Mia Marco’s Pizza is a food truck in the area of San Antonio, Texas. It’s open for a grand total of 20 hours a week—six hours at the Old Main Ice House in Cibolo on Thursdays, then in Selma for a handful of hours in the evening, Friday through Sunday. And it just won two prizes at the International Pizza Challenge, which describes itself as the largest pizza-making competition in the U.S.
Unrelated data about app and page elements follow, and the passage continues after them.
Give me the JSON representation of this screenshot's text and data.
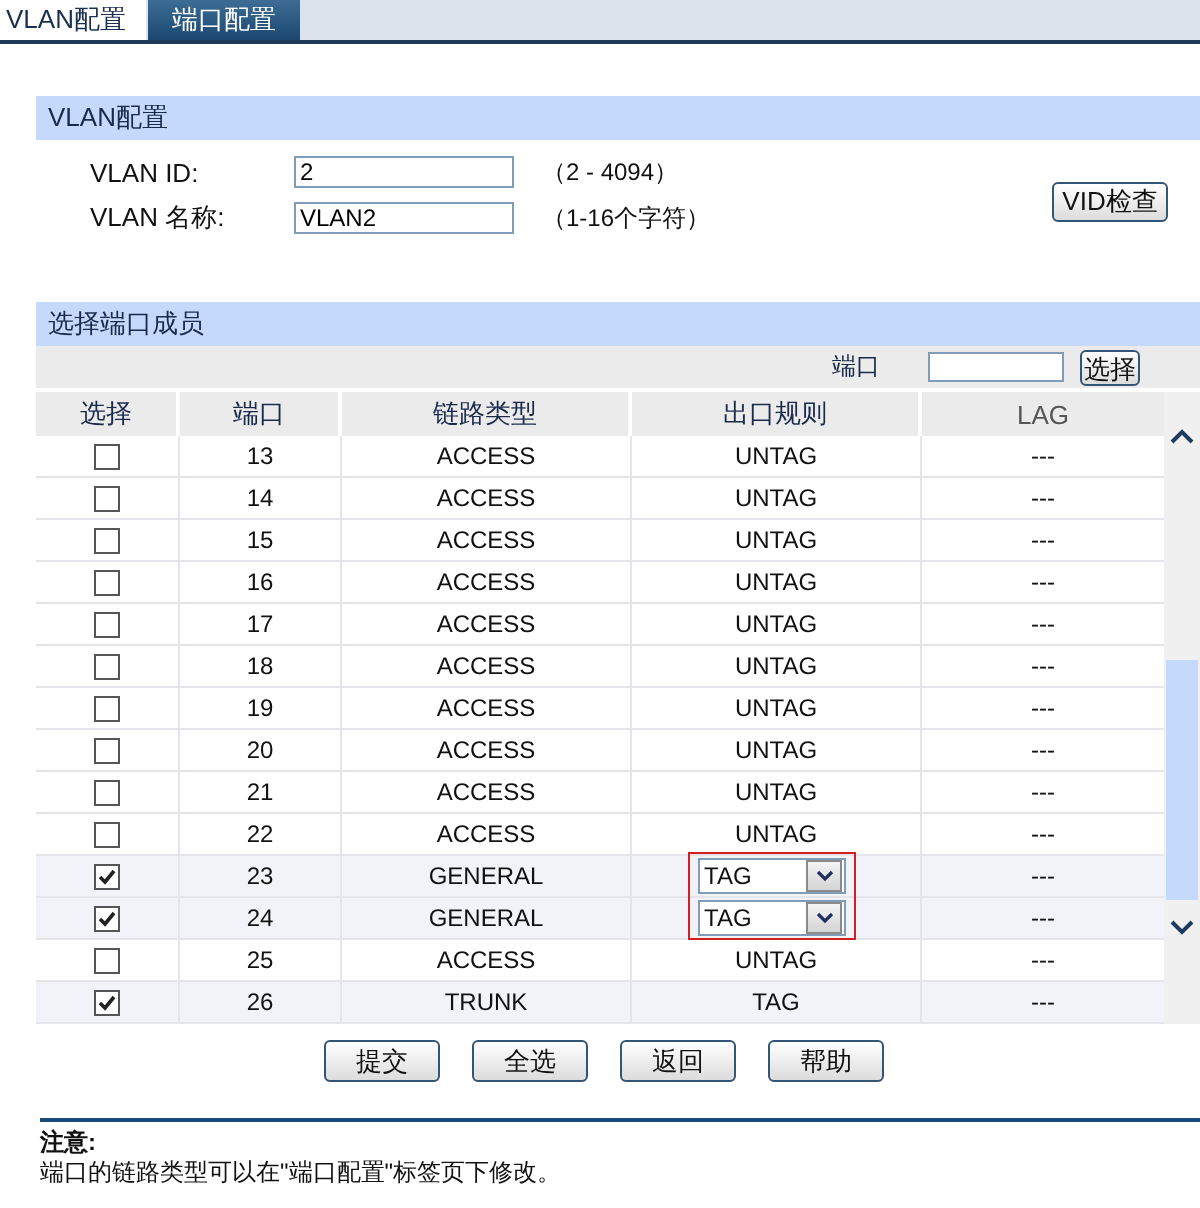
{
  "tabs": [
    {
      "label": "VLAN配置",
      "selected": true
    },
    {
      "label": "端口配置",
      "selected": false
    }
  ],
  "vlan_section": {
    "title": "VLAN配置",
    "fields": [
      {
        "label": "VLAN ID:",
        "value": "2",
        "hint": "（2 - 4094）"
      },
      {
        "label": "VLAN 名称:",
        "value": "VLAN2",
        "hint": "（1-16个字符）"
      }
    ],
    "check_button": "VID检查"
  },
  "ports_section": {
    "title": "选择端口成员",
    "port_label": "端口",
    "select_button": "选择",
    "columns": [
      "选择",
      "端口",
      "链路类型",
      "出口规则",
      "LAG"
    ],
    "rows": [
      {
        "checked": false,
        "port": "13",
        "link_type": "ACCESS",
        "egress": "UNTAG",
        "kind": "text",
        "lag": "---"
      },
      {
        "checked": false,
        "port": "14",
        "link_type": "ACCESS",
        "egress": "UNTAG",
        "kind": "text",
        "lag": "---"
      },
      {
        "checked": false,
        "port": "15",
        "link_type": "ACCESS",
        "egress": "UNTAG",
        "kind": "text",
        "lag": "---"
      },
      {
        "checked": false,
        "port": "16",
        "link_type": "ACCESS",
        "egress": "UNTAG",
        "kind": "text",
        "lag": "---"
      },
      {
        "checked": false,
        "port": "17",
        "link_type": "ACCESS",
        "egress": "UNTAG",
        "kind": "text",
        "lag": "---"
      },
      {
        "checked": false,
        "port": "18",
        "link_type": "ACCESS",
        "egress": "UNTAG",
        "kind": "text",
        "lag": "---"
      },
      {
        "checked": false,
        "port": "19",
        "link_type": "ACCESS",
        "egress": "UNTAG",
        "kind": "text",
        "lag": "---"
      },
      {
        "checked": false,
        "port": "20",
        "link_type": "ACCESS",
        "egress": "UNTAG",
        "kind": "text",
        "lag": "---"
      },
      {
        "checked": false,
        "port": "21",
        "link_type": "ACCESS",
        "egress": "UNTAG",
        "kind": "text",
        "lag": "---"
      },
      {
        "checked": false,
        "port": "22",
        "link_type": "ACCESS",
        "egress": "UNTAG",
        "kind": "text",
        "lag": "---"
      },
      {
        "checked": true,
        "port": "23",
        "link_type": "GENERAL",
        "egress": "TAG",
        "kind": "select",
        "lag": "---"
      },
      {
        "checked": true,
        "port": "24",
        "link_type": "GENERAL",
        "egress": "TAG",
        "kind": "select",
        "lag": "---"
      },
      {
        "checked": false,
        "port": "25",
        "link_type": "ACCESS",
        "egress": "UNTAG",
        "kind": "text",
        "lag": "---"
      },
      {
        "checked": true,
        "port": "26",
        "link_type": "TRUNK",
        "egress": "TAG",
        "kind": "text",
        "lag": "---"
      }
    ]
  },
  "buttons": [
    "提交",
    "全选",
    "返回",
    "帮助"
  ],
  "note": {
    "title": "注意:",
    "text": "端口的链路类型可以在\"端口配置\"标签页下修改。"
  }
}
Derek Sanchez, a physical therapy practitioner by trade, spent nine years putting his scientific mind to work, researching what makes a great New York-style pizza. These aren’t his first prizes—he previously won the Caputo Cup—but they’re pretty cool all the same. Sanchez and Joey Hernandez, who San Antonio’s ABC 12 call “The duo behind Mia Marco’s,” took first place in the Roman division. Here are the characteristics that the International Pizza Challenge use to describe Roman pizza in the official rules:
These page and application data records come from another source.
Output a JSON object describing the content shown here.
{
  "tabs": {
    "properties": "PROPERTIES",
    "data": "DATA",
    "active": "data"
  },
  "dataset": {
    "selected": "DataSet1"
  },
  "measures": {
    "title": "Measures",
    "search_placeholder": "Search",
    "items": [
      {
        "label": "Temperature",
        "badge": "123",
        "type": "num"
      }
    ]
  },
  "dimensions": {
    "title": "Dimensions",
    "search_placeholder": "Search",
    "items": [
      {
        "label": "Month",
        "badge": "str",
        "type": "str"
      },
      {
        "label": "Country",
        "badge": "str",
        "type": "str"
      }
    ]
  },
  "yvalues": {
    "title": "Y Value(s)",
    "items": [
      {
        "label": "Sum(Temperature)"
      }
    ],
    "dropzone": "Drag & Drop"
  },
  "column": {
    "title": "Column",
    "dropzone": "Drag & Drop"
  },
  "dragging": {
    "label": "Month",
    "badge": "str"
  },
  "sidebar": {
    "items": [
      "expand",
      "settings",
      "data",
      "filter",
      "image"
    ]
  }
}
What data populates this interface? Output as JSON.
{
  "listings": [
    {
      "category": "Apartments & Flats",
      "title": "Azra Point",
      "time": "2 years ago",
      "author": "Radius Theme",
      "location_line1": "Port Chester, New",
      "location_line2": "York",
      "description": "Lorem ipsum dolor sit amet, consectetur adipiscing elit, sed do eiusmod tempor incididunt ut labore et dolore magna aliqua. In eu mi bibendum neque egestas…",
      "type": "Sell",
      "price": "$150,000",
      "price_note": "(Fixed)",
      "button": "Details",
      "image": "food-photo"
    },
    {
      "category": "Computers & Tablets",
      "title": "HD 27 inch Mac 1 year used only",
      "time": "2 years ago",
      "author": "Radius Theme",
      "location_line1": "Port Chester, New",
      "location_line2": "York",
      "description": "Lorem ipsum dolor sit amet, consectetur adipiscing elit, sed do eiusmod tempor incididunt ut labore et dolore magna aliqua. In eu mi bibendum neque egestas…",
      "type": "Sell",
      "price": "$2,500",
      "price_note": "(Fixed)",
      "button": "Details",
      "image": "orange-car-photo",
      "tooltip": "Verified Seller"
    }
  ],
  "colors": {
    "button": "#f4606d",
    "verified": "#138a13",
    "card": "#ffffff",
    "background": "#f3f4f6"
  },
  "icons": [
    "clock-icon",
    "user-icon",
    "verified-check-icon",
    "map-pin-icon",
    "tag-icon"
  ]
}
Flour: A variety of flour types are acceptable.
Dough: Your dough should have a hydration rate of 70% or greater.
Shape: Each pizza is required to be at least 29-inches in length.
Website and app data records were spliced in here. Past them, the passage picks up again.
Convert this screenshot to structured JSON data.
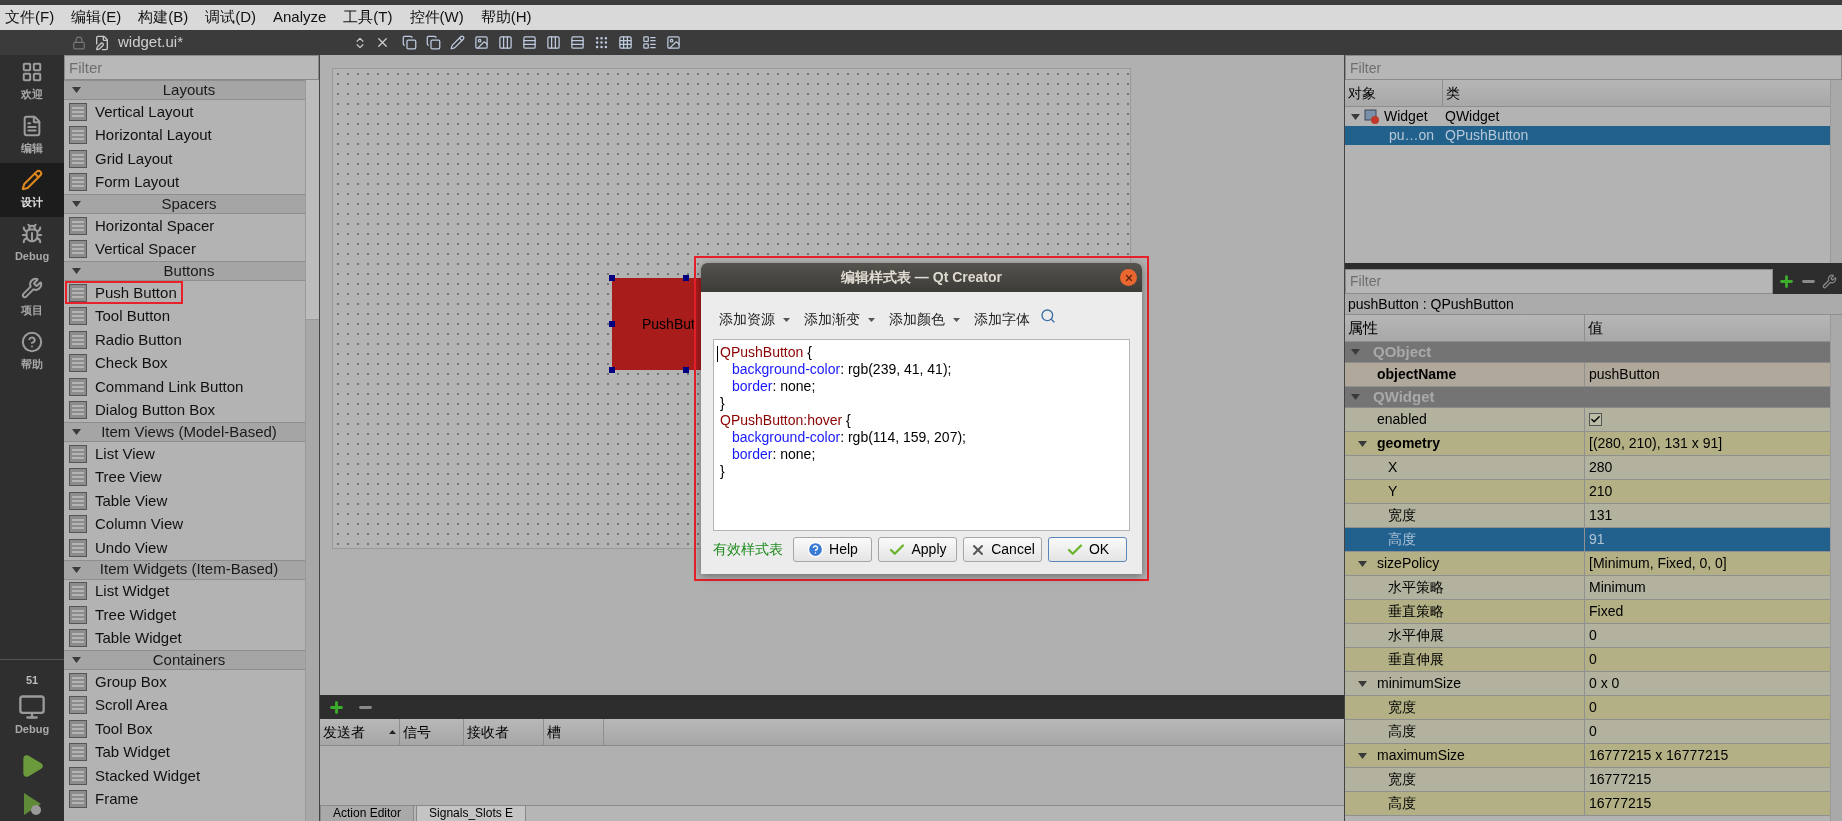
{
  "menu": [
    "文件(F)",
    "编辑(E)",
    "构建(B)",
    "调试(D)",
    "Analyze",
    "工具(T)",
    "控件(W)",
    "帮助(H)"
  ],
  "editor_tab": {
    "title": "widget.ui*"
  },
  "mode_bar": {
    "items": [
      {
        "label": "欢迎",
        "kind": "welcome",
        "selected": false
      },
      {
        "label": "编辑",
        "kind": "edit",
        "selected": false
      },
      {
        "label": "设计",
        "kind": "design",
        "selected": true
      },
      {
        "label": "Debug",
        "kind": "debug",
        "selected": false
      },
      {
        "label": "项目",
        "kind": "projects",
        "selected": false
      },
      {
        "label": "帮助",
        "kind": "help",
        "selected": false
      }
    ],
    "kit": {
      "count": "51",
      "label": "Debug"
    }
  },
  "widget_box": {
    "filter": {
      "placeholder": "Filter"
    },
    "groups": [
      {
        "title": "Layouts",
        "expanded": true,
        "items": [
          {
            "label": "Vertical Layout",
            "marked": false
          },
          {
            "label": "Horizontal Layout",
            "marked": false
          },
          {
            "label": "Grid Layout",
            "marked": false
          },
          {
            "label": "Form Layout",
            "marked": false
          }
        ]
      },
      {
        "title": "Spacers",
        "expanded": true,
        "items": [
          {
            "label": "Horizontal Spacer",
            "marked": false
          },
          {
            "label": "Vertical Spacer",
            "marked": false
          }
        ]
      },
      {
        "title": "Buttons",
        "expanded": true,
        "items": [
          {
            "label": "Push Button",
            "marked": true
          },
          {
            "label": "Tool Button",
            "marked": false
          },
          {
            "label": "Radio Button",
            "marked": false
          },
          {
            "label": "Check Box",
            "marked": false
          },
          {
            "label": "Command Link Button",
            "marked": false
          },
          {
            "label": "Dialog Button Box",
            "marked": false
          }
        ]
      },
      {
        "title": "Item Views (Model-Based)",
        "expanded": true,
        "items": [
          {
            "label": "List View",
            "marked": false
          },
          {
            "label": "Tree View",
            "marked": false
          },
          {
            "label": "Table View",
            "marked": false
          },
          {
            "label": "Column View",
            "marked": false
          },
          {
            "label": "Undo View",
            "marked": false
          }
        ]
      },
      {
        "title": "Item Widgets (Item-Based)",
        "expanded": true,
        "items": [
          {
            "label": "List Widget",
            "marked": false
          },
          {
            "label": "Tree Widget",
            "marked": false
          },
          {
            "label": "Table Widget",
            "marked": false
          }
        ]
      },
      {
        "title": "Containers",
        "expanded": true,
        "items": [
          {
            "label": "Group Box",
            "marked": false
          },
          {
            "label": "Scroll Area",
            "marked": false
          },
          {
            "label": "Tool Box",
            "marked": false
          },
          {
            "label": "Tab Widget",
            "marked": false
          },
          {
            "label": "Stacked Widget",
            "marked": false
          },
          {
            "label": "Frame",
            "marked": false
          }
        ]
      }
    ]
  },
  "form": {
    "push_button": {
      "label": "PushBut",
      "selected": true
    }
  },
  "style_dialog": {
    "title": "编辑样式表 — Qt Creator",
    "highlighted": true,
    "toolbar": [
      {
        "label": "添加资源",
        "dropdown": true
      },
      {
        "label": "添加渐变",
        "dropdown": true
      },
      {
        "label": "添加颜色",
        "dropdown": true
      },
      {
        "label": "添加字体",
        "dropdown": false
      }
    ],
    "code": [
      [
        {
          "kind": "selector",
          "text": "QPushButton"
        },
        {
          "kind": "plain",
          "text": " {"
        }
      ],
      [
        {
          "kind": "property",
          "text": "background-color"
        },
        {
          "kind": "plain",
          "text": ": rgb(239, 41, 41);"
        }
      ],
      [
        {
          "kind": "property",
          "text": "border"
        },
        {
          "kind": "plain",
          "text": ": none;"
        }
      ],
      [
        {
          "kind": "plain",
          "text": "}"
        }
      ],
      [
        {
          "kind": "selector",
          "text": "QPushButton:hover"
        },
        {
          "kind": "plain",
          "text": " {"
        }
      ],
      [
        {
          "kind": "property",
          "text": "background-color"
        },
        {
          "kind": "plain",
          "text": ": rgb(114, 159, 207);"
        }
      ],
      [
        {
          "kind": "property",
          "text": "border"
        },
        {
          "kind": "plain",
          "text": ": none;"
        }
      ],
      [
        {
          "kind": "plain",
          "text": "}"
        }
      ]
    ],
    "status": "有效样式表",
    "buttons": [
      {
        "label": "Help",
        "kind": "help",
        "default": false
      },
      {
        "label": "Apply",
        "kind": "apply",
        "default": false
      },
      {
        "label": "Cancel",
        "kind": "cancel",
        "default": false
      },
      {
        "label": "OK",
        "kind": "ok",
        "default": true
      }
    ]
  },
  "signals_slots": {
    "columns": [
      {
        "label": "发送者",
        "sorted": true
      },
      {
        "label": "信号",
        "sorted": false
      },
      {
        "label": "接收者",
        "sorted": false
      },
      {
        "label": "槽",
        "sorted": false
      }
    ],
    "tabs": [
      {
        "label": "Action Editor",
        "selected": false
      },
      {
        "label": "Signals_Slots E",
        "selected": true
      }
    ]
  },
  "object_inspector": {
    "filter": {
      "placeholder": "Filter"
    },
    "columns": [
      "对象",
      "类"
    ],
    "tree": [
      {
        "name": "Widget",
        "class": "QWidget",
        "expanded": true,
        "selected": false,
        "children": [
          {
            "name": "pu…on",
            "class": "QPushButton",
            "selected": true
          }
        ]
      }
    ]
  },
  "property_editor": {
    "filter": {
      "placeholder": "Filter"
    },
    "object_label": "pushButton : QPushButton",
    "columns": [
      "属性",
      "值"
    ],
    "groups": [
      {
        "name": "QObject",
        "expanded": true,
        "properties": [
          {
            "name": "objectName",
            "value": "pushButton",
            "modified": true,
            "selected": false
          }
        ]
      },
      {
        "name": "QWidget",
        "expanded": true,
        "properties": [
          {
            "name": "enabled",
            "kind": "checkbox",
            "checked": true,
            "modified": false,
            "selected": false
          },
          {
            "name": "geometry",
            "value": "[(280, 210), 131 x 91]",
            "modified": true,
            "selected": false,
            "expanded": true,
            "children": [
              {
                "name": "X",
                "value": "280",
                "modified": false,
                "selected": false
              },
              {
                "name": "Y",
                "value": "210",
                "modified": false,
                "selected": false
              },
              {
                "name": "宽度",
                "value": "131",
                "modified": false,
                "selected": false
              },
              {
                "name": "高度",
                "value": "91",
                "modified": false,
                "selected": true
              }
            ]
          },
          {
            "name": "sizePolicy",
            "value": "[Minimum, Fixed, 0, 0]",
            "modified": false,
            "selected": false,
            "expanded": true,
            "children": [
              {
                "name": "水平策略",
                "value": "Minimum",
                "modified": false,
                "selected": false
              },
              {
                "name": "垂直策略",
                "value": "Fixed",
                "modified": false,
                "selected": false
              },
              {
                "name": "水平伸展",
                "value": "0",
                "modified": false,
                "selected": false
              },
              {
                "name": "垂直伸展",
                "value": "0",
                "modified": false,
                "selected": false
              }
            ]
          },
          {
            "name": "minimumSize",
            "value": "0 x 0",
            "modified": false,
            "selected": false,
            "expanded": true,
            "children": [
              {
                "name": "宽度",
                "value": "0",
                "modified": false,
                "selected": false
              },
              {
                "name": "高度",
                "value": "0",
                "modified": false,
                "selected": false
              }
            ]
          },
          {
            "name": "maximumSize",
            "value": "16777215 x 16777215",
            "modified": false,
            "selected": false,
            "expanded": true,
            "children": [
              {
                "name": "宽度",
                "value": "16777215",
                "modified": false,
                "selected": false
              },
              {
                "name": "高度",
                "value": "16777215",
                "modified": false,
                "selected": false
              }
            ]
          }
        ]
      }
    ]
  }
}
Crust: Crunchy bottom, soft inside. Served either thick or thin but very even, no tears or holes in the dough.
Toppings: A variety of toppings should be used.
All winners of the individual categories then competed in the “Pizza Maker Of The Year” category, and Sanchez took second. So… I guess we have to take a trip to Selma, Texas now?
We checked in with The Takeout’s favorite pizza expert, Steve Dolinsky, to see how big a deal these victories are, really. Dolinsky, a longtime Chicago food reporter and the author of Pizza City, USA: 101 Reasons Why Chicago Is America’s Greatest Pizza Town, told us it’s a bit of a mixed bag. The Pizza Expo is certainly legit—he’s attended himself, though he didn’t make the trip this year—but the competition isn’t always a great indicator of pizza excellence. The pizzaiolos have to transport their own ingredients to Las Vegas, where they then work in the less-than-ideal environment of a conference center. The equipment’s all different, the ingredients have made a hell of a trek, there’s a lot of chaos—in short, “it’s not really the best indicator” of what’s really excellent and what’s not, he told us.
So, grain of salt. But still, this is cool! It’s the little food truck that could. We reached out to Mia Marco’s to find out more about this officially award-winning pizza, but got no reply, presumably because it’s not a Thursday, Friday, Saturday, or Sunday evening at the moment. We’ll update if and when we hear back. For now, we’ll just daydream about crust hydration rates.